Work out how many lines of the data hold the string "corrections", and reply with that number alone.

Start of SUPPLIED DATA

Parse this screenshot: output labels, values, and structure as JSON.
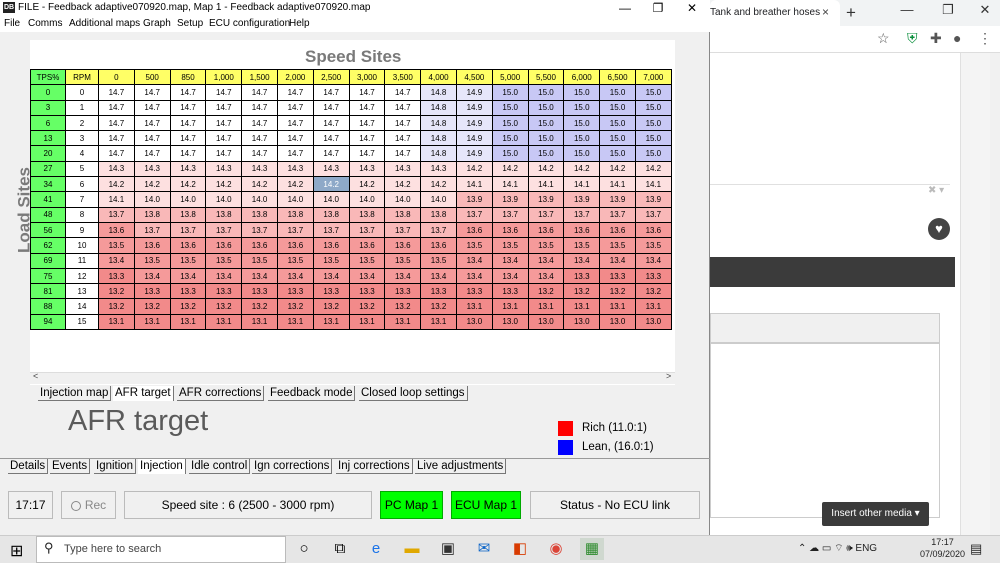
{
  "browser": {
    "tab_title": "Tank and breather hoses lo",
    "tab_close": "×",
    "new_tab": "+",
    "min": "—",
    "max": "❐",
    "close": "✕",
    "insert_media": "Insert other media ▾",
    "dropdown": "✖ ▾"
  },
  "app": {
    "title": "FILE - Feedback adaptive070920.map,  Map 1 - Feedback adaptive070920.map",
    "icon_text": "DB",
    "min": "—",
    "max": "❐",
    "close": "✕",
    "menu": [
      "File",
      "Comms",
      "Additional maps",
      "Graph",
      "Setup",
      "ECU configuration",
      "Help"
    ]
  },
  "map": {
    "speed_title": "Speed Sites",
    "load_title": "Load Sites",
    "corner_x": "TPS%",
    "corner_y": "RPM",
    "rpm_headers": [
      "0",
      "500",
      "850",
      "1,000",
      "1,500",
      "2,000",
      "2,500",
      "3,000",
      "3,500",
      "4,000",
      "4,500",
      "5,000",
      "5,500",
      "6,000",
      "6,500",
      "7,000"
    ],
    "tps": [
      "0",
      "3",
      "6",
      "13",
      "20",
      "27",
      "34",
      "41",
      "48",
      "56",
      "62",
      "69",
      "75",
      "81",
      "88",
      "94"
    ],
    "sites": [
      "0",
      "1",
      "2",
      "3",
      "4",
      "5",
      "6",
      "7",
      "8",
      "9",
      "10",
      "11",
      "12",
      "13",
      "14",
      "15"
    ],
    "values": [
      [
        "14.7",
        "14.7",
        "14.7",
        "14.7",
        "14.7",
        "14.7",
        "14.7",
        "14.7",
        "14.7",
        "14.8",
        "14.9",
        "15.0",
        "15.0",
        "15.0",
        "15.0",
        "15.0"
      ],
      [
        "14.7",
        "14.7",
        "14.7",
        "14.7",
        "14.7",
        "14.7",
        "14.7",
        "14.7",
        "14.7",
        "14.8",
        "14.9",
        "15.0",
        "15.0",
        "15.0",
        "15.0",
        "15.0"
      ],
      [
        "14.7",
        "14.7",
        "14.7",
        "14.7",
        "14.7",
        "14.7",
        "14.7",
        "14.7",
        "14.7",
        "14.8",
        "14.9",
        "15.0",
        "15.0",
        "15.0",
        "15.0",
        "15.0"
      ],
      [
        "14.7",
        "14.7",
        "14.7",
        "14.7",
        "14.7",
        "14.7",
        "14.7",
        "14.7",
        "14.7",
        "14.8",
        "14.9",
        "15.0",
        "15.0",
        "15.0",
        "15.0",
        "15.0"
      ],
      [
        "14.7",
        "14.7",
        "14.7",
        "14.7",
        "14.7",
        "14.7",
        "14.7",
        "14.7",
        "14.7",
        "14.8",
        "14.9",
        "15.0",
        "15.0",
        "15.0",
        "15.0",
        "15.0"
      ],
      [
        "14.3",
        "14.3",
        "14.3",
        "14.3",
        "14.3",
        "14.3",
        "14.3",
        "14.3",
        "14.3",
        "14.3",
        "14.2",
        "14.2",
        "14.2",
        "14.2",
        "14.2",
        "14.2"
      ],
      [
        "14.2",
        "14.2",
        "14.2",
        "14.2",
        "14.2",
        "14.2",
        "14.2",
        "14.2",
        "14.2",
        "14.2",
        "14.1",
        "14.1",
        "14.1",
        "14.1",
        "14.1",
        "14.1"
      ],
      [
        "14.1",
        "14.0",
        "14.0",
        "14.0",
        "14.0",
        "14.0",
        "14.0",
        "14.0",
        "14.0",
        "14.0",
        "13.9",
        "13.9",
        "13.9",
        "13.9",
        "13.9",
        "13.9"
      ],
      [
        "13.7",
        "13.8",
        "13.8",
        "13.8",
        "13.8",
        "13.8",
        "13.8",
        "13.8",
        "13.8",
        "13.8",
        "13.7",
        "13.7",
        "13.7",
        "13.7",
        "13.7",
        "13.7"
      ],
      [
        "13.6",
        "13.7",
        "13.7",
        "13.7",
        "13.7",
        "13.7",
        "13.7",
        "13.7",
        "13.7",
        "13.7",
        "13.6",
        "13.6",
        "13.6",
        "13.6",
        "13.6",
        "13.6"
      ],
      [
        "13.5",
        "13.6",
        "13.6",
        "13.6",
        "13.6",
        "13.6",
        "13.6",
        "13.6",
        "13.6",
        "13.6",
        "13.5",
        "13.5",
        "13.5",
        "13.5",
        "13.5",
        "13.5"
      ],
      [
        "13.4",
        "13.5",
        "13.5",
        "13.5",
        "13.5",
        "13.5",
        "13.5",
        "13.5",
        "13.5",
        "13.5",
        "13.4",
        "13.4",
        "13.4",
        "13.4",
        "13.4",
        "13.4"
      ],
      [
        "13.3",
        "13.4",
        "13.4",
        "13.4",
        "13.4",
        "13.4",
        "13.4",
        "13.4",
        "13.4",
        "13.4",
        "13.4",
        "13.4",
        "13.4",
        "13.3",
        "13.3",
        "13.3"
      ],
      [
        "13.2",
        "13.3",
        "13.3",
        "13.3",
        "13.3",
        "13.3",
        "13.3",
        "13.3",
        "13.3",
        "13.3",
        "13.3",
        "13.3",
        "13.2",
        "13.2",
        "13.2",
        "13.2"
      ],
      [
        "13.2",
        "13.2",
        "13.2",
        "13.2",
        "13.2",
        "13.2",
        "13.2",
        "13.2",
        "13.2",
        "13.2",
        "13.1",
        "13.1",
        "13.1",
        "13.1",
        "13.1",
        "13.1"
      ],
      [
        "13.1",
        "13.1",
        "13.1",
        "13.1",
        "13.1",
        "13.1",
        "13.1",
        "13.1",
        "13.1",
        "13.1",
        "13.0",
        "13.0",
        "13.0",
        "13.0",
        "13.0",
        "13.0"
      ]
    ],
    "selected_row": 6,
    "selected_col": 6,
    "colors": {
      "lean_strong": "#c8c8f5",
      "lean_light": "#e6e6fa",
      "neutral": "#ffffff",
      "rich_light": "#fde0e0",
      "rich_mid": "#f9b8b8",
      "rich_strong": "#f59a9a",
      "rich_max": "#f28a8a",
      "header_x": "#ffff66",
      "header_y": "#66ff66",
      "selected": "#8ea9c8"
    }
  },
  "tabs1": [
    "Injection map",
    "AFR target",
    "AFR corrections",
    "Feedback mode",
    "Closed loop settings"
  ],
  "tabs1_active": 1,
  "afr_title": "AFR target",
  "legend": {
    "rich": "Rich (11.0:1)",
    "lean": "Lean, (16.0:1)"
  },
  "tabs2": [
    "Details",
    "Events",
    "Ignition",
    "Injection",
    "Idle control",
    "Ign corrections",
    "Inj corrections",
    "Live adjustments"
  ],
  "tabs2_active": 3,
  "status": {
    "time": "17:17",
    "rec": "Rec",
    "speed_site": "Speed site : 6 (2500 - 3000 rpm)",
    "pc_map": "PC Map 1",
    "ecu_map": "ECU Map 1",
    "ecu_status": "Status - No ECU link"
  },
  "taskbar": {
    "search_placeholder": "Type here to search",
    "tray": "⌃ ☁ ▭ ⌔ 🕪 ENG",
    "time": "17:17",
    "date": "07/09/2020",
    "notif": "▤"
  }
}
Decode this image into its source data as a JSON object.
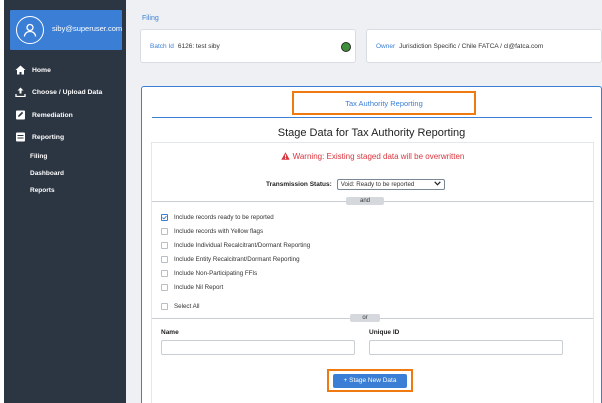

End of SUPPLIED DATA

■ **RESPONSE TO THE EXERCISE**
3